TO DO
Reproduce every line in the listing that contains the word "Workout".

PROVIDED RECORDS
------------
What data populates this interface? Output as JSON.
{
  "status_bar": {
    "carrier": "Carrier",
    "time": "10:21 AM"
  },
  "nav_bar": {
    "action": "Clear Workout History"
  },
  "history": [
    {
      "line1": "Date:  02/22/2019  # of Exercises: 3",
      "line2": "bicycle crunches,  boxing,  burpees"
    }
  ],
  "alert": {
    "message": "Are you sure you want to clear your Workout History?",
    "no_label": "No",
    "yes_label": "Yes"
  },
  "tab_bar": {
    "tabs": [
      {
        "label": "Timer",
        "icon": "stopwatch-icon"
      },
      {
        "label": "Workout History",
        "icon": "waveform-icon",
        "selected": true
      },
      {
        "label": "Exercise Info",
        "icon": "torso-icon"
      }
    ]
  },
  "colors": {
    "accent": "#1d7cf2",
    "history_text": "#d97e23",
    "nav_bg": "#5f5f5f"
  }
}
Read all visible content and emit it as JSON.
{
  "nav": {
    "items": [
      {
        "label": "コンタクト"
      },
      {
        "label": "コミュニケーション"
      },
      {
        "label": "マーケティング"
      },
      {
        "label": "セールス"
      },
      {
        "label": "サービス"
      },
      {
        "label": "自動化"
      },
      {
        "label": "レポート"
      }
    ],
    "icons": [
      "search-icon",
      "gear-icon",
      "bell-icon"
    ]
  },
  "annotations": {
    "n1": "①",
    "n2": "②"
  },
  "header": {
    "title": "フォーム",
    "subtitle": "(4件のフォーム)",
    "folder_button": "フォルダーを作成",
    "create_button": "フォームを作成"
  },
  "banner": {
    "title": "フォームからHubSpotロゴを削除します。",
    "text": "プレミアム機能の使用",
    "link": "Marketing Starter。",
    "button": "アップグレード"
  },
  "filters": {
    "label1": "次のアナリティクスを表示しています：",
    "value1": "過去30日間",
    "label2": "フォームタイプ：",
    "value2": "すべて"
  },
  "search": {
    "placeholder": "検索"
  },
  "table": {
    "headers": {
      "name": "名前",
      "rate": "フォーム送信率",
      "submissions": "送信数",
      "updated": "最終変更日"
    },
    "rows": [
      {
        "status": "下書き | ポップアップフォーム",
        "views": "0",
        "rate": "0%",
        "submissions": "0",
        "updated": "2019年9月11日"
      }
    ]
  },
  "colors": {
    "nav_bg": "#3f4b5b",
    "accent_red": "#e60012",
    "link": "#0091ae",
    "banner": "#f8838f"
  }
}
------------
EXERCISE OUTPUT
    "action": "Clear Workout History"
    "message": "Are you sure you want to clear your Workout History?",
        "label": "Workout History",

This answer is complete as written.